Data records for software interfaces:
──────────────────────────────

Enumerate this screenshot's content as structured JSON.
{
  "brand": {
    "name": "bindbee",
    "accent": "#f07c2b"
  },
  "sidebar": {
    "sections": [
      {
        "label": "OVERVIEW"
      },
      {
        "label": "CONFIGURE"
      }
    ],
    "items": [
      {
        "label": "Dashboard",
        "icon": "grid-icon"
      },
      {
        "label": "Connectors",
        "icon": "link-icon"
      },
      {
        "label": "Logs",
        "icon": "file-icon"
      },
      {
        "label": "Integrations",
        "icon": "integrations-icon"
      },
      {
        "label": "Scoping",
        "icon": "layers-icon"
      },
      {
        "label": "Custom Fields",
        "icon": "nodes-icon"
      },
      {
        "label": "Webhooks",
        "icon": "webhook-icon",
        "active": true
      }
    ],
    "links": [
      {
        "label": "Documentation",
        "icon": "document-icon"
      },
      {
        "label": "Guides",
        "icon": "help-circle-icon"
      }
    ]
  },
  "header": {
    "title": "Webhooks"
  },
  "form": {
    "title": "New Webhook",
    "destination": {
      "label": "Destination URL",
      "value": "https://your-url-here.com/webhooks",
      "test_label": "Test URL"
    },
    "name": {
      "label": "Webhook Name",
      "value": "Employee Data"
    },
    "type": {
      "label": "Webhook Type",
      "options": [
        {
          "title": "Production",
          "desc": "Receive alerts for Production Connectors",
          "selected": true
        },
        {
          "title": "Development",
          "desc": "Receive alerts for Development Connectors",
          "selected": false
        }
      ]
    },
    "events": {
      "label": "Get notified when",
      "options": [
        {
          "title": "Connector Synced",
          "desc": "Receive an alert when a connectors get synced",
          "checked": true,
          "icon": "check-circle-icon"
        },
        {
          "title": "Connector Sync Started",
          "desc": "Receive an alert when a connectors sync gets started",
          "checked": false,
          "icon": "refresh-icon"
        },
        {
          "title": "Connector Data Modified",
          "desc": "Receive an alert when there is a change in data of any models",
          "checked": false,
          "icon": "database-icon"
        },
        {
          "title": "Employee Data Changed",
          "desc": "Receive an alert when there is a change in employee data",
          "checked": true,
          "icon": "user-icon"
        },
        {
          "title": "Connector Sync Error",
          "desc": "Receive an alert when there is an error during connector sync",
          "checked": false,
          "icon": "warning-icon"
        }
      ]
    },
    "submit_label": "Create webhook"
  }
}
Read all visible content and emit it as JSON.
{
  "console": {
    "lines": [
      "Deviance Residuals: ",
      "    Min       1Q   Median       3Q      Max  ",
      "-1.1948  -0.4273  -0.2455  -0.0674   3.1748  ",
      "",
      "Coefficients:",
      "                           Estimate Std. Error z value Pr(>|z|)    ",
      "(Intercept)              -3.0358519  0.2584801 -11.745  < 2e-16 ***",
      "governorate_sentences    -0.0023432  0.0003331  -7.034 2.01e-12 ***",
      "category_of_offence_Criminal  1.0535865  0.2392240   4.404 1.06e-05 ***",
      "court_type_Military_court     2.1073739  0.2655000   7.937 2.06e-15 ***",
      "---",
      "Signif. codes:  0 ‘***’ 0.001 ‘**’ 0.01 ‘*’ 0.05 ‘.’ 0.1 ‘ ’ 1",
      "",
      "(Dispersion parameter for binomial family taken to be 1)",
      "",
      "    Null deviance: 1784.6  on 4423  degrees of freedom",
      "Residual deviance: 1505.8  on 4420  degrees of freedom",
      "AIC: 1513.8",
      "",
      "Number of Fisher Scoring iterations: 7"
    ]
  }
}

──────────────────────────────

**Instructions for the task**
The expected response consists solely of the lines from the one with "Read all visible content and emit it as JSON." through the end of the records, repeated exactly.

**Task result**
Read all visible content and emit it as JSON.
{
  "console": {
    "lines": [
      "Deviance Residuals: ",
      "    Min       1Q   Median       3Q      Max  ",
      "-1.1948  -0.4273  -0.2455  -0.0674   3.1748  ",
      "",
      "Coefficients:",
      "                           Estimate Std. Error z value Pr(>|z|)    ",
      "(Intercept)              -3.0358519  0.2584801 -11.745  < 2e-16 ***",
      "governorate_sentences    -0.0023432  0.0003331  -7.034 2.01e-12 ***",
      "category_of_offence_Criminal  1.0535865  0.2392240   4.404 1.06e-05 ***",
      "court_type_Military_court     2.1073739  0.2655000   7.937 2.06e-15 ***",
      "---",
      "Signif. codes:  0 ‘***’ 0.001 ‘**’ 0.01 ‘*’ 0.05 ‘.’ 0.1 ‘ ’ 1",
      "",
      "(Dispersion parameter for binomial family taken to be 1)",
      "",
      "    Null deviance: 1784.6  on 4423  degrees of freedom",
      "Residual deviance: 1505.8  on 4420  degrees of freedom",
      "AIC: 1513.8",
      "",
      "Number of Fisher Scoring iterations: 7"
    ]
  }
}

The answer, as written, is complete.